Finally, the telephone rings; Jerry refuses to answer, and when Gittel picks it up, he is furious. It is not Tess, however, but Gittel’s dance partner, Larry, calling to talk about the dance studio. Misunderstanding Jerry’s reluctance to talk to his wife, Gittel says, “What did that bitch do to you?” and is surprised at Jerry’s response: “Bitch? Married me, helped put me through law school. Stood by me in pinches. Loved me, if anyone did or could. She was never a bitch, don’t call her that again.” At this point, Gittel accuses Jerry of running away and suggests that he talk to Tess and face facts, which in turn evokes his evaluation of Gittel. He tells her that she is “on the edge of a nightmare” and all alone, that she always gives, never makes her needs known, never makes a real claim on anyone; she is always used rather than cared for. As their exchange escalates, so that Gittel is in tears, the...

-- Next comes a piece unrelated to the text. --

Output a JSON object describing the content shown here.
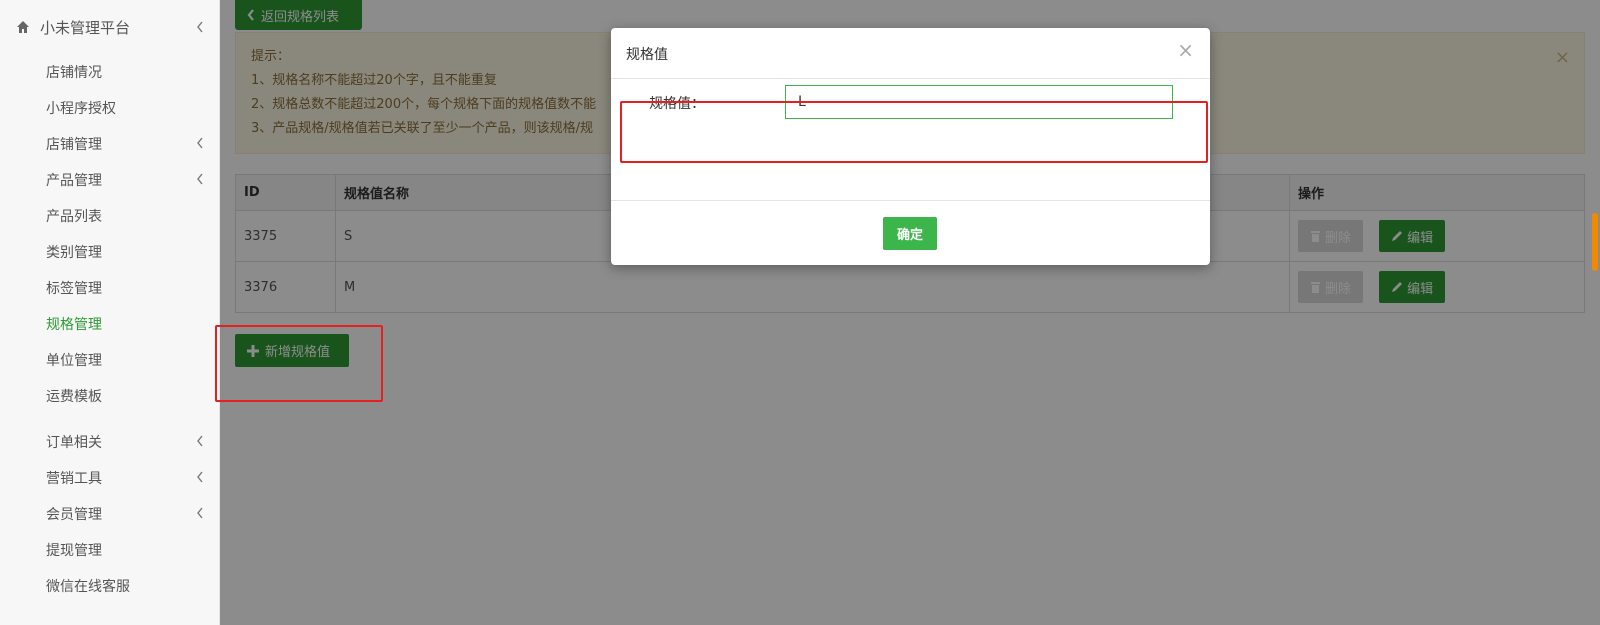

(The entire section is 1578 words.)

Dramatic Devices

(Survey of Dramatic Literature)

In addition to a split set, William Gibson has illustrated his title by having the two characters in an almost constant state of flux—first one is up and the other down; then in the next scene, the situation is reversed. As a means of emphasizing the comic aspects of the play, there is an almost constant effort to contrast the social backgrounds of the two protagonists, frequently by making Gittel unable to understand the subtleties of Jerry’s conversation, while at the same time giving her lines which supposedly typify a Bronx-born, first-generation Jewish girl. Gittel is a “free spirit,” as audiences would have understood that term in 1958, and everything from her gaminelike appearance to her New York accent is meant to convey that impression.

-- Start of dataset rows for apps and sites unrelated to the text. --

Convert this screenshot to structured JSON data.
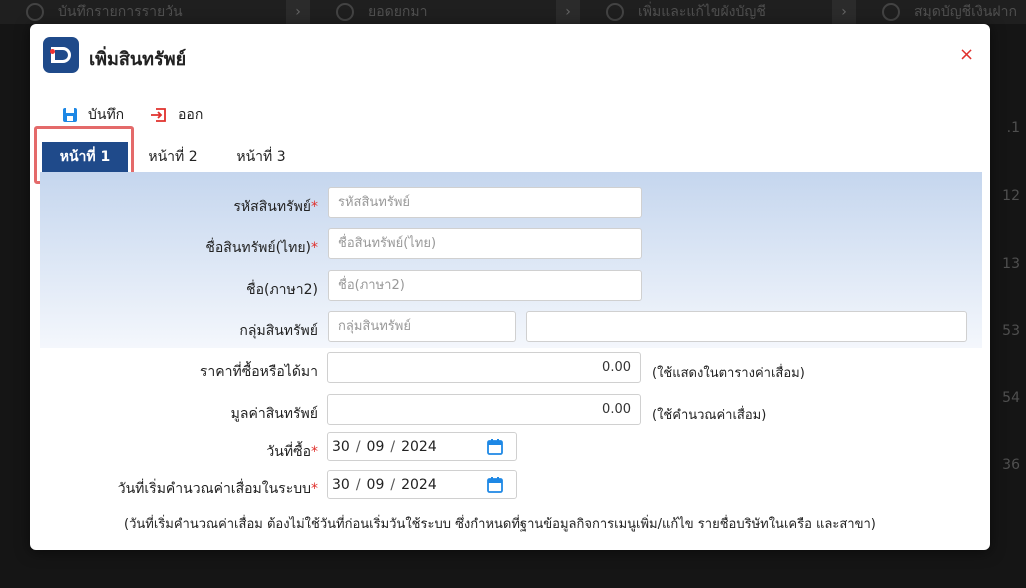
{
  "background": {
    "segments": [
      {
        "label": "บันทึกรายการรายวัน"
      },
      {
        "label": "ยอดยกมา"
      },
      {
        "label": "เพิ่มและแก้ไขผังบัญชี"
      },
      {
        "label": "สมุดบัญชีเงินฝาก"
      }
    ],
    "side_numbers": [
      ".1",
      "12",
      "13",
      "53",
      "54",
      "36"
    ]
  },
  "modal": {
    "title": "เพิ่มสินทรัพย์",
    "close_symbol": "×"
  },
  "toolbar": {
    "save_label": "บันทึก",
    "exit_label": "ออก"
  },
  "tabs": [
    {
      "label": "หน้าที่ 1",
      "active": true
    },
    {
      "label": "หน้าที่ 2",
      "active": false
    },
    {
      "label": "หน้าที่ 3",
      "active": false
    }
  ],
  "form": {
    "asset_code": {
      "label": "รหัสสินทรัพย์",
      "required": true,
      "placeholder": "รหัสสินทรัพย์",
      "value": ""
    },
    "asset_name_th": {
      "label": "ชื่อสินทรัพย์(ไทย)",
      "required": true,
      "placeholder": "ชื่อสินทรัพย์(ไทย)",
      "value": ""
    },
    "name_lang2": {
      "label": "ชื่อ(ภาษา2)",
      "required": false,
      "placeholder": "ชื่อ(ภาษา2)",
      "value": ""
    },
    "asset_group": {
      "label": "กลุ่มสินทรัพย์",
      "required": false,
      "placeholder": "กลุ่มสินทรัพย์",
      "value": "",
      "name_value": ""
    },
    "purchase_price": {
      "label": "ราคาที่ซื้อหรือได้มา",
      "value": "0.00",
      "note": "(ใช้แสดงในตารางค่าเสื่อม)"
    },
    "asset_value": {
      "label": "มูลค่าสินทรัพย์",
      "value": "0.00",
      "note": "(ใช้คำนวณค่าเสื่อม)"
    },
    "purchase_date": {
      "label": "วันที่ซื้อ",
      "required": true,
      "day": "30",
      "month": "09",
      "year": "2024",
      "separator": "/"
    },
    "depreciation_start_date": {
      "label": "วันที่เริ่มคำนวณค่าเสื่อมในระบบ",
      "required": true,
      "day": "30",
      "month": "09",
      "year": "2024",
      "separator": "/"
    },
    "footnote": "(วันที่เริ่มคำนวณค่าเสื่อม ต้องไม่ใช้วันที่ก่อนเริ่มวันใช้ระบบ ซึ่งกำหนดที่ฐานข้อมูลกิจการเมนูเพิ่ม/แก้ไข รายชื่อบริษัทในเครือ และสาขา)",
    "required_mark": "*"
  },
  "colors": {
    "brand": "#1f4a8a",
    "required": "#e0302c",
    "close": "#e0302c",
    "highlight": "#e46a6a",
    "calendar_icon": "#1e88e5"
  },
  "icons": {
    "save": "floppy-disk-icon",
    "exit": "exit-arrow-icon",
    "calendar": "calendar-icon",
    "close": "close-icon"
  }
}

As might be expected in a two-character play, the telephones of both Jerry and Gittel act almost as additional characters. Jerry’s reluctance to talk to Tess and then his many calls to Nebraska, as well as his conversations with his attorney friend, Frank, are mandatory expository devices. Gittel’s conversations with her unseen friend, Sophie, serve the same purpose. These conversations via telephone also serve to let the audience know what the characters are thinking about their lives and their relationship when they are not face-to-face. Ultimately, the end of the affair between Jerry and Gittel takes place over the telephone.

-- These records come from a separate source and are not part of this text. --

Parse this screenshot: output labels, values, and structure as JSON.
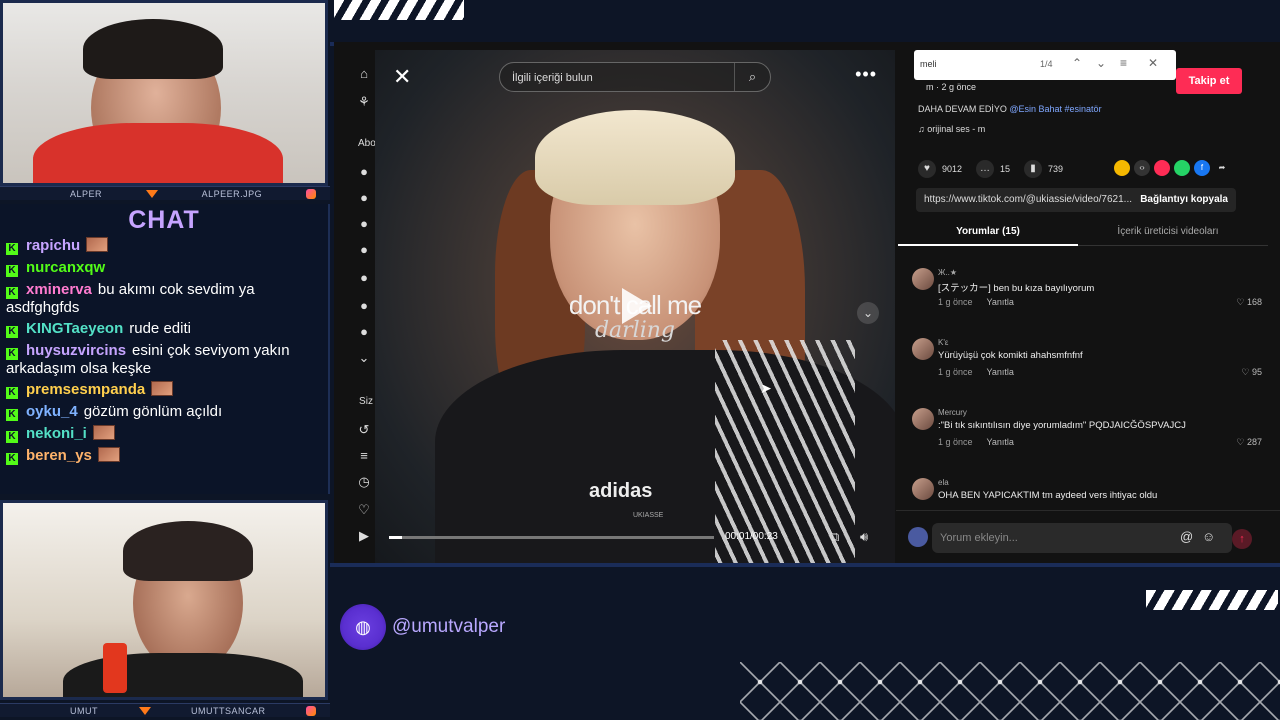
{
  "stream": {
    "cam1_name_left": "ALPER",
    "cam1_name_right": "ALPEER.JPG",
    "cam2_name_left": "UMUT",
    "cam2_name_right": "UMUTTSANCAR",
    "social_handle": "@umutvalper"
  },
  "chat": {
    "title": "CHAT",
    "messages": [
      {
        "user": "rapichu",
        "color": "#c6a4ff",
        "text": "",
        "emote": true
      },
      {
        "user": "nurcanxqw",
        "color": "#53fc18",
        "text": "",
        "emote": false
      },
      {
        "user": "xminerva",
        "color": "#ff7bd0",
        "text": "bu akımı cok sevdim ya asdfghgfds",
        "emote": false
      },
      {
        "user": "KINGTaeyeon",
        "color": "#53e0c6",
        "text": "rude editi",
        "emote": false
      },
      {
        "user": "huysuzvircins",
        "color": "#c6a4ff",
        "text": "esini çok seviyom yakın arkadaşım olsa keşke",
        "emote": false
      },
      {
        "user": "premsesmpanda",
        "color": "#ffcf4d",
        "text": "",
        "emote": true
      },
      {
        "user": "oyku_4",
        "color": "#7fb2ff",
        "text": "gözüm gönlüm açıldı",
        "emote": false
      },
      {
        "user": "nekoni_i",
        "color": "#53e0c6",
        "text": "",
        "emote": true
      },
      {
        "user": "beren_ys",
        "color": "#ffb36b",
        "text": "",
        "emote": true
      }
    ]
  },
  "video": {
    "search_placeholder": "İlgili içeriği bulun",
    "overlay_line1": "don't call me",
    "overlay_line2": "darling",
    "shirt_brand": "adidas",
    "watermark": "UKIASSE",
    "time": "00:01/00:23",
    "progress": 0.04
  },
  "sidebar": {
    "section1": "Abo",
    "section2": "Siz"
  },
  "panel": {
    "find_query": "meli",
    "find_count": "1/4",
    "follow_label": "Takip et",
    "author_line": "m · 2 g önce",
    "caption": "DAHA DEVAM EDİYO",
    "caption_tags": "@Esin Bahat #esinatör",
    "sound": "orijinal ses - m",
    "likes": "9012",
    "comments": "15",
    "saves": "739",
    "link": "https://www.tiktok.com/@ukiassie/video/7621...",
    "copy_label": "Bağlantıyı kopyala",
    "tab_comments": "Yorumlar (15)",
    "tab_creator": "İçerik üreticisi videoları",
    "input_placeholder": "Yorum ekleyin...",
    "comment_list": [
      {
        "name": "Ж..★",
        "text": "[ステッカー] ben bu kıza bayılıyorum",
        "time": "1 g önce",
        "reply": "Yanıtla",
        "likes": "168"
      },
      {
        "name": "K'ε",
        "text": "Yürüyüşü çok komikti ahahsmfnfnf",
        "time": "1 g önce",
        "reply": "Yanıtla",
        "likes": "95"
      },
      {
        "name": "Mercury",
        "text": ":\"Bi tık sıkıntılısın diye yorumladım\" PQDJAICĞÖSPVAJCJ",
        "time": "1 g önce",
        "reply": "Yanıtla",
        "likes": "287"
      },
      {
        "name": "ela",
        "text": "OHA BEN YAPICAKTIM tm aydeed vers ihtiyac oldu",
        "time": "",
        "reply": "",
        "likes": ""
      }
    ]
  }
}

Gittel’s illness itself could be considered a dramatic device because it provides Jerry with a reason for taking care of her. Even in the first scene of act 2, when Gittel has made dinner for them, he tries to keep her from eating fried potatoes— a “no-no” for someone with an ulcer. Later, when she has had too much to drink, he is concerned about the effect on her ulcer. Still later, after she has had the hemorrhage, it provides the motivation for his moving to Gittel’s. Her reluctance to “trap” him because she is in need of his succor adds dimension to her character. She may no longer be a “victim” in the original sense, but despite Jerry’s assurances that she can call him if she needs him in the future, it is highly unlikely that she will telephone Nebraska the next time her ulcer acts up.


(Masterpieces of American Literature)

Sources for Further Study

James, T. F. “Millionaire Class of Young Writers.” Cosmopolitan, August, 1958, 42.

Moe, Christian H. “William Gibson.” In Contemporary Dramatists. 6th ed. Detroit: St. James, 1999.

“On The Seesaw.” The New Yorker 33 (February 15, 1958): 23-24.

Plummer, William, and Maria Wilhelm. “An Activist and Her Playwright Husband Address the Nuclear Peril with His Words and Her Deeds.” People 24 (October 14, 1985): 65-66.

Saturday Review. Review of Two for the Seesaw. 42 (November 7, 1959): 28.

Time. Review of Two for the Seesaw. November 2, 1959, 30.